Why Can't iCloud Stream?
I don't think they did, and that's interesting, given that a lot of the pre-launch excitement was around the possibility of a streaming service. The ability to create your own Pandora station out of your own collection seemed like a great feature to offer.
But it's not there yet. One explanation, as noted in MIT Technology Review on Monday, is that Apple is concerned about the end of unlimited data plans.
It certainly isn't because Apple is worried about what happens to the network. Its relationship with AT&T Inc. (NYSE: T) has always seemed like one of master to sled dog. But data-plan caps would affect the users, the Mac devotees, and a streaming music service could wreck the iCloud music experience.
That's because of streaming music's special power: It gets left on. iPhone users probably won't accidentally leave the stream running the way wireline users do with Pandora, but still -- the bits would add up. The Technology Review article refers to AT&T and T-Mobile numbers saying one hour of music per day equates to 1 to 1.5 Gbytes per month.
Still, that doesn't seem like a reason to hold back the streaming service. My guess would be that Apple has hit some snag with publishers and/or music labels. But does that make sense, either? Already, iCloud opens the possibility of laundering illegally obtained music, as one reader puts it. How much worse could a streaming service be?

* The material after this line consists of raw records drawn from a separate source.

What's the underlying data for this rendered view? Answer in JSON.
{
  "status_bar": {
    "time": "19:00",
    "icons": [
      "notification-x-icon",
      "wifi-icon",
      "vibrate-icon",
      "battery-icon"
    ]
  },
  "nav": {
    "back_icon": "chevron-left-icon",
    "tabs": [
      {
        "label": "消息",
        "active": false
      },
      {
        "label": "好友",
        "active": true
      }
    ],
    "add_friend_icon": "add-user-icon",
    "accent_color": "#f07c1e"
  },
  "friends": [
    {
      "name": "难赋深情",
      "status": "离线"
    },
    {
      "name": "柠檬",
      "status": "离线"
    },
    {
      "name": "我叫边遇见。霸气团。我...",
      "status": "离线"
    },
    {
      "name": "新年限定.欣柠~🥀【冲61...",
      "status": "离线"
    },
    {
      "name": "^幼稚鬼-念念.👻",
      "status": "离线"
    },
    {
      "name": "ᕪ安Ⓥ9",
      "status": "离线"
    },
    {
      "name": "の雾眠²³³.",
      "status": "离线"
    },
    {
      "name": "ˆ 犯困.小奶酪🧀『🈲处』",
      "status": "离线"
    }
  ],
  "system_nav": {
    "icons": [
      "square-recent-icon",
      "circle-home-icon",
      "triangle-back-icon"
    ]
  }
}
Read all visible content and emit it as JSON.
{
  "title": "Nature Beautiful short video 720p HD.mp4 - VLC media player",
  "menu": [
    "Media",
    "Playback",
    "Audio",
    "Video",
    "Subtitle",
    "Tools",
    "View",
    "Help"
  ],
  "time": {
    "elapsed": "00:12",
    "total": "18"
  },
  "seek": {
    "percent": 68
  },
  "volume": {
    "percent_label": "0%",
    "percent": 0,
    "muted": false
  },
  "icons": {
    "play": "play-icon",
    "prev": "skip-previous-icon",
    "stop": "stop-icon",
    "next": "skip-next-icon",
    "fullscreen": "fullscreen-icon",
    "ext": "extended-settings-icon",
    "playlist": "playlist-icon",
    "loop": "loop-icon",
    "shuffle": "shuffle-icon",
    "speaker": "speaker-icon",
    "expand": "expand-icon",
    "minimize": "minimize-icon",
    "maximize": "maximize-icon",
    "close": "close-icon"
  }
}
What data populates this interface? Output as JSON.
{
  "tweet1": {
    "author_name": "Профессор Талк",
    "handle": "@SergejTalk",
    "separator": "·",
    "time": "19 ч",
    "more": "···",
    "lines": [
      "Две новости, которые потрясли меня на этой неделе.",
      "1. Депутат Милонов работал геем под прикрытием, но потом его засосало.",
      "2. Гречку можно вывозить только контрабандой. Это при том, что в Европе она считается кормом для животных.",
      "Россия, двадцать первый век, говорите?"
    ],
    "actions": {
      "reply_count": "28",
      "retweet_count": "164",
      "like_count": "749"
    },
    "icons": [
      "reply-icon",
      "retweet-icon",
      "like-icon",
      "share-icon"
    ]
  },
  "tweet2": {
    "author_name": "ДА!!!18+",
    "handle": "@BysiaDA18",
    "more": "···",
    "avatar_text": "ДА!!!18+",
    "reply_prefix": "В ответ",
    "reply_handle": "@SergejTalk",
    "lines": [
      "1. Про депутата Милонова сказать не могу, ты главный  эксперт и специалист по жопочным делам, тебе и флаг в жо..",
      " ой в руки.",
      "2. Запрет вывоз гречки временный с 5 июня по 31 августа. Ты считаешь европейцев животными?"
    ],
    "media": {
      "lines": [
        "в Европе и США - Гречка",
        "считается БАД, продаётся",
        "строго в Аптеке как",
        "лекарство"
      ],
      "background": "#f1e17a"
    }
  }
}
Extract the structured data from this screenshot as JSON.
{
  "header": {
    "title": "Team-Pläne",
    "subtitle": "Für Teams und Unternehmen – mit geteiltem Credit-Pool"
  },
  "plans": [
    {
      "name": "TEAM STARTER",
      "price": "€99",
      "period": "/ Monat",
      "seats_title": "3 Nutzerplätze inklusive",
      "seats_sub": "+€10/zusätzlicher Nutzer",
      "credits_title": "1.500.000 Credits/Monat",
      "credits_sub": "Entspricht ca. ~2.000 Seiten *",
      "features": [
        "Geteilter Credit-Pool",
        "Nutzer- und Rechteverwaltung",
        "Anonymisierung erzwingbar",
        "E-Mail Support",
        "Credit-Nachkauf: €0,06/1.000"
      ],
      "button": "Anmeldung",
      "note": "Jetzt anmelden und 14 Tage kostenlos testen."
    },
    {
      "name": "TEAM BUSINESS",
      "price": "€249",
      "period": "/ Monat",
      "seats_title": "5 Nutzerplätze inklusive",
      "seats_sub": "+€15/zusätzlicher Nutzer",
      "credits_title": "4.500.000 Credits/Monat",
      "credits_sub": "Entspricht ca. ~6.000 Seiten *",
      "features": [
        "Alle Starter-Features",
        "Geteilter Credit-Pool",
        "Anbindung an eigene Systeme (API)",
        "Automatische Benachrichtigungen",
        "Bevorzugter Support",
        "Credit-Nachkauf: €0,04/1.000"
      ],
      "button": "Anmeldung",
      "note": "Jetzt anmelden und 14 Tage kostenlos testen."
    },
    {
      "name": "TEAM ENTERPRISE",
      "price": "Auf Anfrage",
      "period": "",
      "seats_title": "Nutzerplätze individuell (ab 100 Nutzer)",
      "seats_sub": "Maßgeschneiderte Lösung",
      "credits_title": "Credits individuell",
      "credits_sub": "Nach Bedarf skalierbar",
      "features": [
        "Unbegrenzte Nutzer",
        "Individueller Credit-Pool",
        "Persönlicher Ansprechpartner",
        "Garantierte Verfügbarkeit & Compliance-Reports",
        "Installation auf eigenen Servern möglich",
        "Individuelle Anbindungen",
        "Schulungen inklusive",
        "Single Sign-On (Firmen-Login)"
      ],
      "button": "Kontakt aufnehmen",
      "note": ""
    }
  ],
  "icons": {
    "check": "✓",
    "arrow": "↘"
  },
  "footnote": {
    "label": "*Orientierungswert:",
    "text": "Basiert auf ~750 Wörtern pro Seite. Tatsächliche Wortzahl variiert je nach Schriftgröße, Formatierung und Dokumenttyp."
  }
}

Whatever the reason, iCloud's music locker seems a lot like a hard disk in the sky -- exactly the thing Steve Jobs said he didn't want the cloud to be. There has to be a streaming plan in the works. It wouldn't be surprising to see Apple add that feature in a few months.
For a full listing of our iCloud and IOS 5 coverage, click here. — Craig Matsumoto, West Coast Editor, Light Reading